The government Friday raised the terrorist threat index for only the second time, warning that newly acquired intelligence indicates a "high risk" of attacks by the al Qaeda terrorist network against U.S. targets at home and abroad.
U.S. intelligence and health officials said in public announcements and private briefings that they were particularly concerned about chemical, biological or radiological weapons, including ricin, cyanide and "dirty bombs" that would spread radioactive debris over a wide area.
Attorney General John D. Ashcroft and other officials said al Qaeda operatives may seek to time attacks to coincide with the hajj, the annual five-day pilgrimage by Muslims to Mecca, Saudi Arabia, that begins Sunday. Homeland Security Secretary Tom Ridge urged citizens to "to prepare for an emergency" by readying contact lists, talking with their families and reviewing information on other precautions.
The heightened alert status, from yellow to orange on the five-tiered, color-coded scale, is the result of days of contentious debate within U.S. counterterrorism circles over what to do about a surge in intelligence information indicating the possibility of attack. Many analysts, particularly in the White House and Pentagon, had pushed for a general public warning like the one issued Friday. But some FBI and CIA officials had argued that the information was too vague and could unnecessarily alarm the public.
Ultimately, President Bush made the final decision, raising the 11-month-old threat index to its second-highest level.
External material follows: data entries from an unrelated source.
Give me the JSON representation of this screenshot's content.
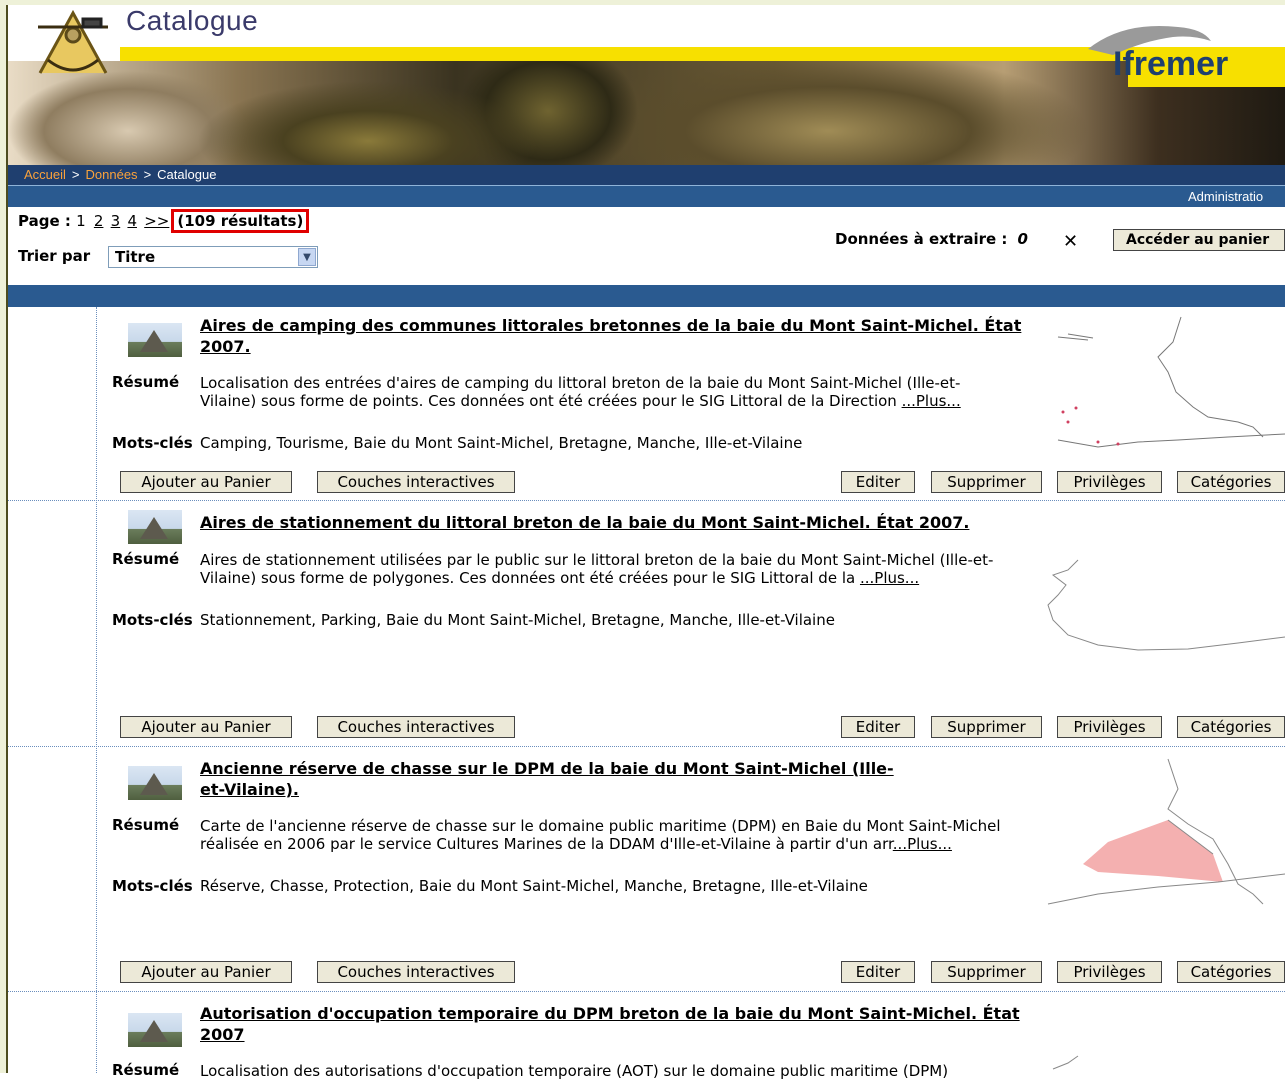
{
  "header": {
    "title": "Catalogue",
    "brand": "Ifremer"
  },
  "breadcrumb": {
    "home": "Accueil",
    "data": "Données",
    "current": "Catalogue",
    "separator": ">"
  },
  "admin_label": "Administratio",
  "pager": {
    "label": "Page :",
    "current": "1",
    "pages": [
      "2",
      "3",
      "4"
    ],
    "next": ">>",
    "results": "(109 résultats)"
  },
  "sort": {
    "label": "Trier par",
    "selected": "Titre"
  },
  "extract": {
    "label": "Données à extraire :",
    "count": "0"
  },
  "cart_button": "Accéder au panier",
  "labels": {
    "abstract": "Résumé",
    "keywords": "Mots-clés"
  },
  "buttons": {
    "add_cart": "Ajouter au Panier",
    "layers": "Couches interactives",
    "edit": "Editer",
    "delete": "Supprimer",
    "privileges": "Privilèges",
    "categories": "Catégories"
  },
  "records": [
    {
      "title": "Aires de camping des communes littorales bretonnes de la baie du Mont Saint-Michel. État 2007.",
      "abstract": "Localisation des entrées d'aires de camping du littoral breton de la baie du Mont Saint-Michel (Ille-et-Vilaine) sous forme de points. Ces données ont été créées pour le SIG Littoral de la Direction ",
      "more": "...Plus...",
      "keywords": "Camping, Tourisme, Baie du Mont Saint-Michel, Bretagne, Manche, Ille-et-Vilaine"
    },
    {
      "title": "Aires de stationnement du littoral breton de la baie du Mont Saint-Michel. État 2007.",
      "abstract": "Aires de stationnement utilisées par le public sur le littoral breton de la baie du Mont Saint-Michel (Ille-et-Vilaine) sous forme de polygones. Ces données ont été créées pour le SIG Littoral de la ",
      "more": "...Plus...",
      "keywords": "Stationnement, Parking, Baie du Mont Saint-Michel, Bretagne, Manche, Ille-et-Vilaine"
    },
    {
      "title": "Ancienne réserve de chasse sur le DPM de la baie du Mont Saint-Michel (Ille-et-Vilaine).",
      "abstract": "Carte de l'ancienne réserve de chasse sur le domaine public maritime (DPM) en Baie du Mont Saint-Michel réalisée en 2006 par le service Cultures Marines de la DDAM d'Ille-et-Vilaine à partir d'un arr",
      "more": "...Plus...",
      "keywords": "Réserve, Chasse, Protection, Baie du Mont Saint-Michel, Manche, Bretagne, Ille-et-Vilaine"
    },
    {
      "title": "Autorisation d'occupation temporaire du DPM breton de la baie du Mont Saint-Michel. État 2007",
      "abstract": "Localisation des autorisations d'occupation temporaire (AOT) sur le domaine public maritime (DPM)"
    }
  ]
}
The designation triggered tighter security at borders, airports and hotels, enhanced identification checks at government buildings and beefed-up protection of power grids, dams, financial networks and transportation systems. Officials also urged greater vigilance by all Americans.
Sen. Pat Roberts (R-Kan.), chairman of the Senate intelligence committee, said the threat information "is serious and specific. . . . There's not just chatter, but a pattern, and not just a pattern, but dots" that intelligence agencies have been able to connect in a general way.
However, others with access to the intelligence upon which the alert was based said it was largely an effort to make sure government officials could not be blamed for not warning Americans, as they were after the Sept. 11, 2001, attacks. "That's what this whole process is about," said one well-placed intelligence source. They said the information was voluminous but not specific.
The warning follows a wave of high-profile terrorism arrests throughout Europe in recent weeks. Ashcroft said U.S. officials were particularly concerned about the arrests of more than a dozen men, mostly Algerians, in London after authorities there discovered traces of the deadly toxin ricin. The State Department on Thursday issued a "worldwide caution," warning of a growing threat of attacks by al Qaeda or other terrorist groups with chemical or biological weapons.
The FBI also announced separately on Friday that it was seeking a Pakistani man, Mohammed Sher Mohammad Khan, who is wanted for questioning and is believed to have entered the United States illegally sometime after September 2001. His case was "one of a number of factors taken into consideration" in elevating the threat index, a law enforcement official said.
Since it was unveiled last March, the terror threat warning system has generally been held at yellow, which signifies an elevated risk of attack. Yesterday's decision to raise the threat level to orange, indicating high risk, was only the second time the index has been moved up. The last time was on the eve of the anniversary of the Sept. 11, 2001, attacks. The only level above orange is red, which indicates an imminent or ongoing attack.
Ashcroft, joined at an afternoon news conference by Ridge and FBI Director Robert S. Mueller III, said the decision to elevate the threat index was based on "specific intelligence" that had been "corroborated by multiple intelligence services."
Ashcroft warned about the threat of attacks on "soft or lightly guarded targets" in the United States, including apartment buildings and hotels. Ridge took the unusual step of urging citizens to take "precautionary measures" to "minimize the damage" from a possible terrorist attack, and to consider a "contact plan" in the event of an emergency. Yet Ridge and other officials also encouraged people not to drastically change their plans or lifestyles.
Homeland Security officials held urgent briefings throughout the day with police chiefs, sheriffs, public health directors and other community leaders from around the country. Officials said that security would be noticeably tightened in public locations, while health authorities issued alerts urging that hospitals and physicians review procedures for treating victims of radiation and chemical exposures.
Staff writers Ceci Connolly, Spencer S. Hsu, Dana Priest and Susan Schmidt contributed to this report.